The technology likely to have the greatest impact on the future of the world economy has arrived, and it’s not self-driving cars, solar energy, or artificial intelligence.
It’s called the blockchain.
Smart contracts and other blockchain enabled digital documents highlight the potential for traditional legal services to be disrupted. Smart contracts can remove the need for enforcement of contracts in court, by having the agreement automatically execute on the blockchain and transfer funds in a verifiable way.
There's more to blockchain than cryptocurrency, and with the big players in financial services still firmly reliant upon legacy technology and software, there's huge potential for innovators using blockchain to bring highly competitive offerings to the table.
To realise the potential of personalised health-care and precision medicine, it's essential to have reliable, consistent and secure personal health data. This needs to be stored for long-term use, out-lasting a patient's relationship with any individual doctor, hospital or clinic, and should be portable world-wide.
1 in 6 people in the world has no form of official identification, according to the World Bank, which impacts their ability to access financial services, democratic processes, travel, education, health and government benefits. Blockchain could be used to facilitate uncloneable identity documents which could be validated worldwide.
How could Blockchain/Distributed Ledger Technology be used to streamline and disintermediate the process of buying and completing the sale of valuable property (for example, a house)?
How could Blockchain/Distributed Ledger Technology be used to create a peer-to-peer insurance system, allowing premiums to be collected and paid out in the event of a need for a claim?
How could Blockchain-enabled smart contracts be used to improve the delivery of legal services to clients?
These challenges were proposed by RBS, our event sponsor.
How could Blockchain/Distributed Ledger Technology be leveraged to help groups manage their spending in a secure and trusted way?
How could Blockchain/Distributed Ledger Technology help allow businesses to build a trusted reputation (i.e. users reaching consensus)?
How could charities use ICOs and Smart Contracts to help people raise money for different causes, through doing actions?
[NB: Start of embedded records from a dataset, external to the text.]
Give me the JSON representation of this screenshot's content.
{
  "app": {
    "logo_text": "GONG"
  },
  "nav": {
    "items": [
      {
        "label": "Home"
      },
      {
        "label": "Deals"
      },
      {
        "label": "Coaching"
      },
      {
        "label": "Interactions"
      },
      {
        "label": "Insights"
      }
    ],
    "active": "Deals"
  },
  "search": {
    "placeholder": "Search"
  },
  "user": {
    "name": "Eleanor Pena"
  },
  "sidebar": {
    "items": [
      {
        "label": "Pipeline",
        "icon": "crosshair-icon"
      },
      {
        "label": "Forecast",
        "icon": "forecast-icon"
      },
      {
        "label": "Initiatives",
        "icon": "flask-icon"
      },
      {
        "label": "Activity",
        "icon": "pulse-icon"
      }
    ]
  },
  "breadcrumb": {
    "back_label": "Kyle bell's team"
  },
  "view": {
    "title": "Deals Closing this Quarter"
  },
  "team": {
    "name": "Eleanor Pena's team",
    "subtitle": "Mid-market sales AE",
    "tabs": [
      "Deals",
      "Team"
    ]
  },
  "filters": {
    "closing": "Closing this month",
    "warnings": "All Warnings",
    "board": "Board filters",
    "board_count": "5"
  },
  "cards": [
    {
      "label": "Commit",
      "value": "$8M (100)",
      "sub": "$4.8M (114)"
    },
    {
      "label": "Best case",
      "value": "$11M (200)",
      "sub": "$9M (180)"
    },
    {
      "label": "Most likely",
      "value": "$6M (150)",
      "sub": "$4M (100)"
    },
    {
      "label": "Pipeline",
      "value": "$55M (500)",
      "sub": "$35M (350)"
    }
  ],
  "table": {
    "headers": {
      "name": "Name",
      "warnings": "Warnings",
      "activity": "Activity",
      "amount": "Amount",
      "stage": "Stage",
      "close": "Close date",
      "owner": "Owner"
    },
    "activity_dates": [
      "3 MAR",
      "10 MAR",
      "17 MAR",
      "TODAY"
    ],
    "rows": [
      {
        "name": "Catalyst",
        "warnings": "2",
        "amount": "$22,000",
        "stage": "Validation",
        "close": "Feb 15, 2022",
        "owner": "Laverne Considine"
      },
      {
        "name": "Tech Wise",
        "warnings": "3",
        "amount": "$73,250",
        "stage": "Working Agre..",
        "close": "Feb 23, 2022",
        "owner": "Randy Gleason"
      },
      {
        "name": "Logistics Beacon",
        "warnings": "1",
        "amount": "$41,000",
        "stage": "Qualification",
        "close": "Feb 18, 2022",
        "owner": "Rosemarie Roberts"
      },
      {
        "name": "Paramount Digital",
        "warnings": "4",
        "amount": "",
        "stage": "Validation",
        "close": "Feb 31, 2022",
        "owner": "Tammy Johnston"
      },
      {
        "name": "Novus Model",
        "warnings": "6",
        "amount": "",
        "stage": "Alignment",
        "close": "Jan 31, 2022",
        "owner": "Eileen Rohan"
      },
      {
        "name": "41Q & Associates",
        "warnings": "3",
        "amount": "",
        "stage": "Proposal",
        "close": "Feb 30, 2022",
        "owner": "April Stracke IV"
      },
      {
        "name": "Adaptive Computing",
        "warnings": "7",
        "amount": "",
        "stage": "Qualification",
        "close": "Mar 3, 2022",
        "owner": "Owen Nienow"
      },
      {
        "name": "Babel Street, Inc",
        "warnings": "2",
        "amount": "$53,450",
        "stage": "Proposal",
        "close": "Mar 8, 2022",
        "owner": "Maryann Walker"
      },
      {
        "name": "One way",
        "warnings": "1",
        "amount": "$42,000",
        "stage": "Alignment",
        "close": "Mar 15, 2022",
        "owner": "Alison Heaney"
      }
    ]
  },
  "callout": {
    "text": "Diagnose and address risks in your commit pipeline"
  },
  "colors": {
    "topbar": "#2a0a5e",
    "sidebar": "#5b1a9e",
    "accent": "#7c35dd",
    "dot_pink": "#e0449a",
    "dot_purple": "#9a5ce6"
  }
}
How could Blockchain/Distributed Ledger Technology create a portable emergency health record, giving secure access to critical patient records in emergency scenarios?
How could Blockchain/Distributed Ledger Technology be used to build a verifiable, anonymous medical information sharing system for clinical research, proving the validity of the health data being submitted, preventing tampering with results, but not identifying the individual patient.
When considering applications of blockchain in healthcare, it’s important to keep in mind the privacy considerations of this, especially when related to blockchain, where information is inherently visible to other participants in the blockchain (unless encrypted).
How could Blockchain/Distributed Ledger Technology be used to facilitate and control the issuance of emergency aid and resources to victims in disaster scenarios? People may not have access to official identification, or may never have had this. Charities, government and voluntary organisations want to ensure that the same individual does not claim funding multiple times, and that individuals are entitled to what they are receiving. Donors also wish to be able to verify their donated funds were used properly, and reached those in need.
How could Blockchain/Distributed Ledger Technology be used to allow for secure online voting to take place for an election or other democratic event? How do you ensure privacy of people’s votes, and show they are all counted?